I really appreciate your daily emails. The pictures, videos and viewer comments are very helpful. Thank You!
I have collected 027 Gauge trains and Accessories for over 40 years; it started when my Dad bought me a Lionel steam engine when I was 10 years old.
My uncle worked for the Santa Fe Railroad; he would take me to the rail yards, knowing my interest in trains. What a thrill for a young boy.
I returned to the hobby when I was in my thirties and it has been adventure, since then.
Last year, I sold my 027 gauge collection to an EBayer and soon had “sellers remorse”. My 027 gauge layout was 4 levels and entirely took up our 20’ x 30’ unfinished basement.
After selling my collection, I decided to become an HO gauge convert. Not having access to the train shows and swaps that I would routinely attend really restricted my ability to get good deals for my new hobby.
I quickly became a shopper on eBay and began buying engines and rolling stock. I reused much of the scenery I developed on previous train layout, converting it to HO scale.
I have always enjoyed modeling scenery, but had to relocate 8 times for my job. As a result I crafted scenery from foam board and sculpted it using a “Hot Wire” cutter and a wire brush, depending on the effect I wanted.
My benchwork was constructed with ½” plywood and large bolts for easy reassembly.
My HO layout is a work in progress and I plan to swap out many of my repurposed 0 gauge scenery. Here are some photos to share with your readers, if you think they are worthy. I am sending you a 2nd email with my HO layout pictures.
I look forward to receiving your emails.
“Hello Al from across the pond,
I had a bit of a problem with running some old locos I had from the 1990’s. They would stall when crossing insulated frogs on the newer switches (points).
I realized that the frog was longer than the span of the two wheel pick up at each truck.
The trucks are three axles each for a six axle locomotive. Only four axles drive with a dummy axle on each truck.
I disassembled the trucks and studied them and tried several ways to make each truck three wheel pick up in stead of two wheel pick up.
The following pictures are what I came up with to solve the problem.
The first picture shows the truck.
The second picture shows the original contacts.
the third picture shows that I used 28 gauge copper to make a new contact.
The next pictures shows how I fabricated new contacts to include the third axle as a pick up wheel.
The final three pictures show how the contact was installed.
Now the locos have six wheel pick up and run smoother and don’t stall on insulated frogs. I will send some pictures of my lay out at a later time.
Ken from Pa, USA”
A big thanks to Dave and Ken.
I thought Dave’s solution was very clever – I do like seeing how you all solve the issues that this hobby throws up.

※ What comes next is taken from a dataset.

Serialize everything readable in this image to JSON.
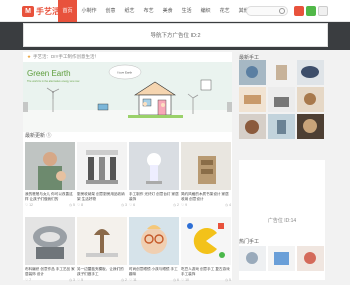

That’s all for today folks.
Please do keep ’em coming.
And if today is the day you take the leap of faith and start your layout, the Beginner’s Guide is here.
PS – There’s also another new post on ‘myotherhobby.com‘ – Jim’s vintage cars!